:: INSTRUCTIONS TO FOLLOW ::
Select from the records below every line that has the word "subtitle" in it.

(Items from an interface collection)
+---+
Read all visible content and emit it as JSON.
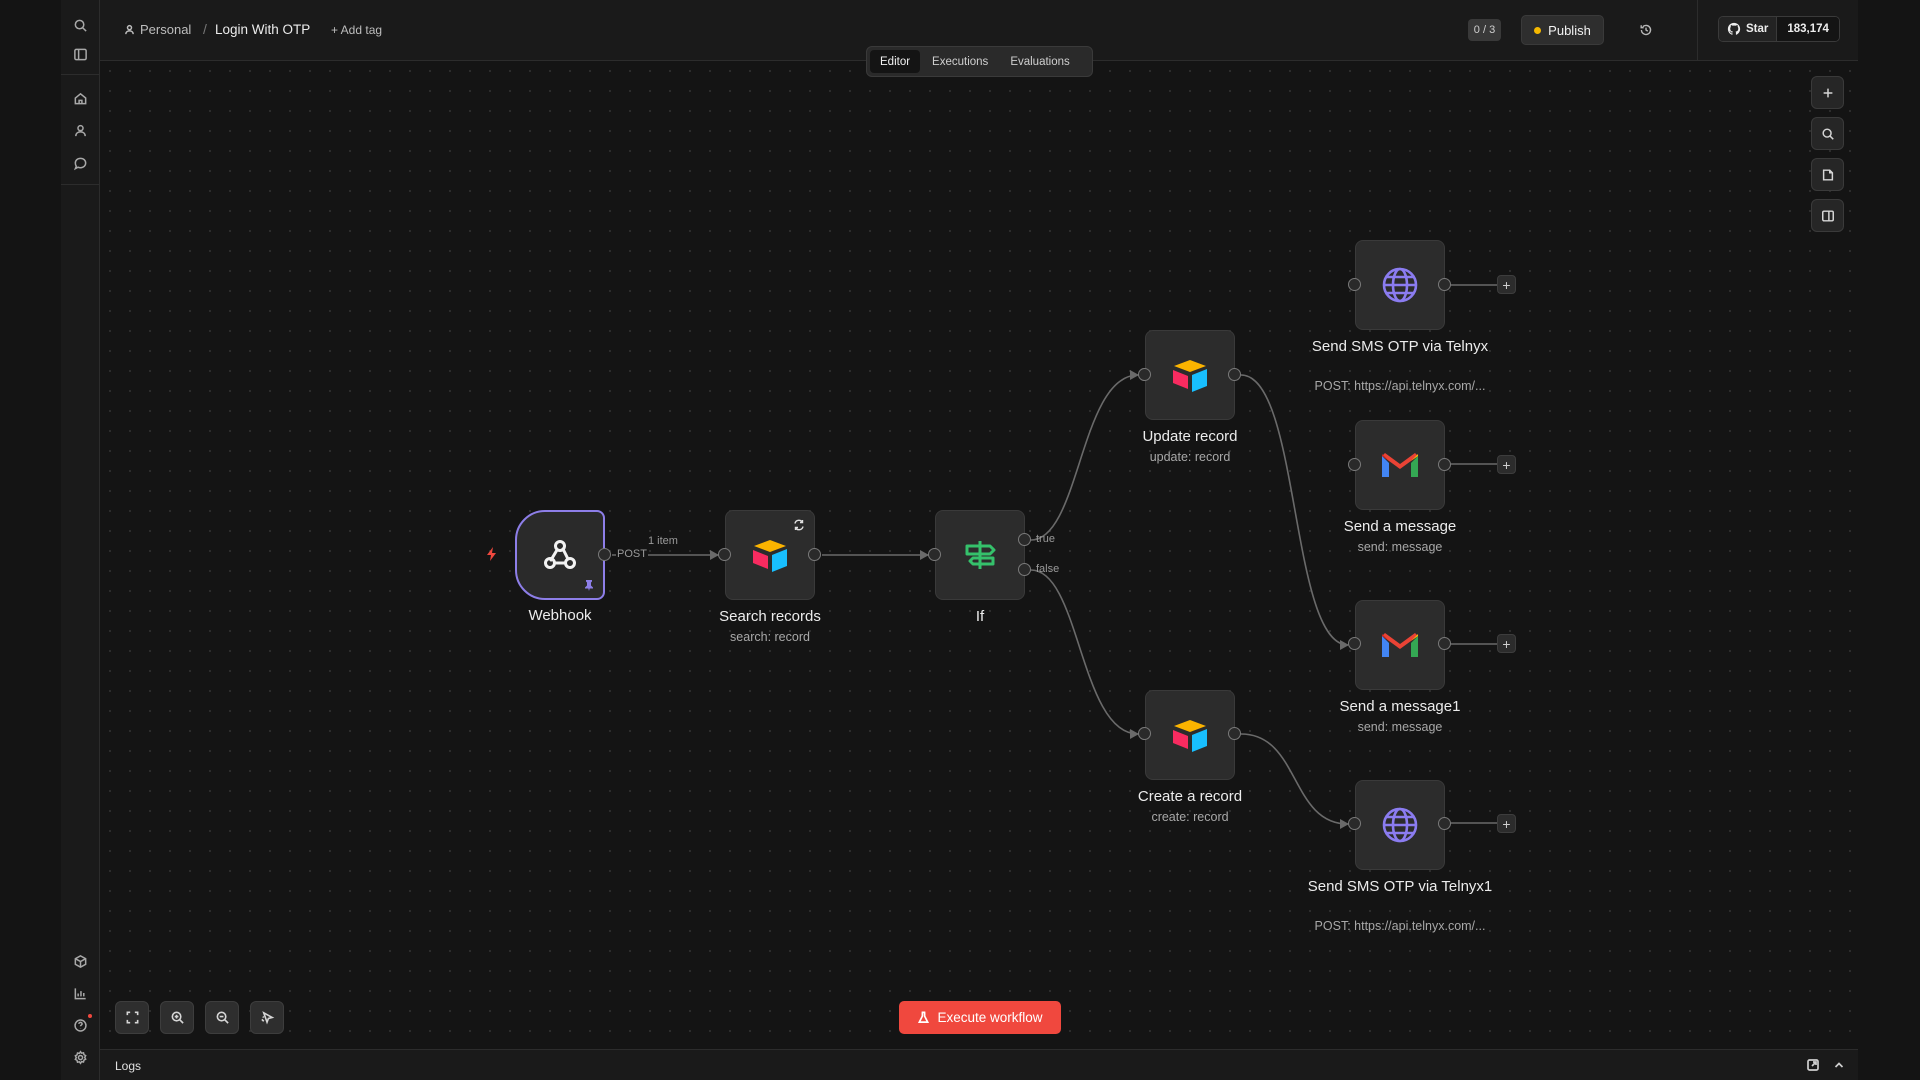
{
  "header": {
    "project": "Personal",
    "workflow_name": "Login With OTP",
    "add_tag": "+ Add tag",
    "counter": "0 / 3",
    "publish_label": "Publish",
    "github_star": "Star",
    "github_count": "183,174"
  },
  "tabs": [
    "Editor",
    "Executions",
    "Evaluations"
  ],
  "active_tab": "Editor",
  "nodes": {
    "webhook": {
      "title": "Webhook",
      "icon": "webhook-icon"
    },
    "search": {
      "title": "Search records",
      "subtitle": "search: record",
      "icon": "airtable-icon"
    },
    "if": {
      "title": "If",
      "icon": "signpost-icon"
    },
    "update": {
      "title": "Update record",
      "subtitle": "update: record",
      "icon": "airtable-icon"
    },
    "create": {
      "title": "Create a record",
      "subtitle": "create: record",
      "icon": "airtable-icon"
    },
    "sms1": {
      "title": "Send SMS OTP via Telnyx",
      "subtitle": "POST: https://api.telnyx.com/...",
      "icon": "globe-icon"
    },
    "gmail1": {
      "title": "Send a message",
      "subtitle": "send: message",
      "icon": "gmail-icon"
    },
    "gmail2": {
      "title": "Send a message1",
      "subtitle": "send: message",
      "icon": "gmail-icon"
    },
    "sms2": {
      "title": "Send SMS OTP via Telnyx1",
      "subtitle": "POST: https://api.telnyx.com/...",
      "icon": "globe-icon"
    }
  },
  "edges": {
    "webhook_output": "POST",
    "webhook_items": "1 item",
    "if_true": "true",
    "if_false": "false"
  },
  "execute_label": "Execute workflow",
  "logs_label": "Logs",
  "colors": {
    "accent": "#f0483e",
    "trigger_border": "#8d7ee8",
    "publish_dot": "#f5b800",
    "if_green": "#35c16b",
    "globe_purple": "#8b7cf0"
  }
}
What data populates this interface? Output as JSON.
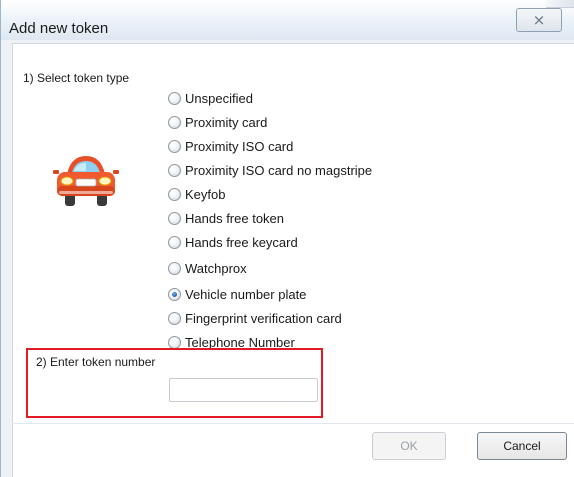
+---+
:: TASK OUTPUT ::
      "subtitle": "search: record",
      "subtitle": "update: record",
      "subtitle": "create: record",
      "subtitle": "POST: https://api.telnyx.com/...",
      "subtitle": "send: message",
      "subtitle": "send: message",
      "subtitle": "POST: https://api.telnyx.com/...",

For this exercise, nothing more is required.